++++ Information given

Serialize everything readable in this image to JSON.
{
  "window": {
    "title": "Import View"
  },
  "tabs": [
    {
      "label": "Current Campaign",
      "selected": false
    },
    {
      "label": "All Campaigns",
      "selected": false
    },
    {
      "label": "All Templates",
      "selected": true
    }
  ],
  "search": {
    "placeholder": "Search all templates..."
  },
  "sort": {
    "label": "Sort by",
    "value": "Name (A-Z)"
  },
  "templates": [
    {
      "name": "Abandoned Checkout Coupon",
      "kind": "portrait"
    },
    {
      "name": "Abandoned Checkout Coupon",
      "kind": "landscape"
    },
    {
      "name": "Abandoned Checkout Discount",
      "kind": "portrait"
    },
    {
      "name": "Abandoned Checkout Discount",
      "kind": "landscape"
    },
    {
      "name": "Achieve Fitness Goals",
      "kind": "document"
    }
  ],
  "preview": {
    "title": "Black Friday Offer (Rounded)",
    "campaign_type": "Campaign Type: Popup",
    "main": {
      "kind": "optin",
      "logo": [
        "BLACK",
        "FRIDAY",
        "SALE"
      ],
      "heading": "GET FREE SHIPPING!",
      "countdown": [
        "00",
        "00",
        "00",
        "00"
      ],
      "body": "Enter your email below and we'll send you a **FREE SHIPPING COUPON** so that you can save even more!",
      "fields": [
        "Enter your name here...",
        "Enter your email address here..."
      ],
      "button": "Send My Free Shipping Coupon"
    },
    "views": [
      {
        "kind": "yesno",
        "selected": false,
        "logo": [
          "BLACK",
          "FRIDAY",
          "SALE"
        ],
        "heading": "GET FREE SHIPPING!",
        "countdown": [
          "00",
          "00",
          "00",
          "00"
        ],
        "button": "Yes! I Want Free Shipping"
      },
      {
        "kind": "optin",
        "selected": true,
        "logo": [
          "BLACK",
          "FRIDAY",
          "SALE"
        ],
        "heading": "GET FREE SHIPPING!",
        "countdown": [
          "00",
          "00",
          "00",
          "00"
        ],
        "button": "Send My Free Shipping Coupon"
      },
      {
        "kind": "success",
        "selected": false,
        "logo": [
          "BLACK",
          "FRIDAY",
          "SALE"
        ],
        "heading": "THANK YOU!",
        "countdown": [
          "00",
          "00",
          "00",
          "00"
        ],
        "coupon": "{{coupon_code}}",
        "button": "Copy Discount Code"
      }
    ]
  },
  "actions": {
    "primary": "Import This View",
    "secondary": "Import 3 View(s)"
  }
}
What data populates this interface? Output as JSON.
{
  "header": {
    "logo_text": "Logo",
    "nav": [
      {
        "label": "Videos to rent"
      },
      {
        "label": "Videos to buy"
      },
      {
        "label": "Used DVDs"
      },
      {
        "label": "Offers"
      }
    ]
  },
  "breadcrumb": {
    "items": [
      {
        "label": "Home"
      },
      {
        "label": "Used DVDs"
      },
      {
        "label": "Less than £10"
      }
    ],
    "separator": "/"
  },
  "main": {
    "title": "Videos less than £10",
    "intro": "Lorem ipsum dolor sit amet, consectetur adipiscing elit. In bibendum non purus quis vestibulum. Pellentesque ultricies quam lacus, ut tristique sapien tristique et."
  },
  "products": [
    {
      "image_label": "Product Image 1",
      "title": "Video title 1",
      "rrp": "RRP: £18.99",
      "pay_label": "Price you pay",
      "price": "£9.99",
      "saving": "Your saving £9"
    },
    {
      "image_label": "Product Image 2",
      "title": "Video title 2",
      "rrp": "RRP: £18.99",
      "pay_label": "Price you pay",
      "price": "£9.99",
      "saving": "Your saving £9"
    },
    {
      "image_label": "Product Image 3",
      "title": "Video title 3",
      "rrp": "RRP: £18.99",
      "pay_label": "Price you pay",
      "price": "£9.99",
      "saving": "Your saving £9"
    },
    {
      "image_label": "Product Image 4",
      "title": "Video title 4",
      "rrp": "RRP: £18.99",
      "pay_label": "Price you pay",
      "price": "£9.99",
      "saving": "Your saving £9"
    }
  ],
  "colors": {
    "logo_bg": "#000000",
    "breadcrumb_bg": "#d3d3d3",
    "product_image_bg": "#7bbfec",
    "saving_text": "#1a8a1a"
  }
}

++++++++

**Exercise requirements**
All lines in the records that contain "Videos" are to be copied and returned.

**Task output**
        "label": "Videos to rent"
        "label": "Videos to buy"
    "title": "Videos less than £10",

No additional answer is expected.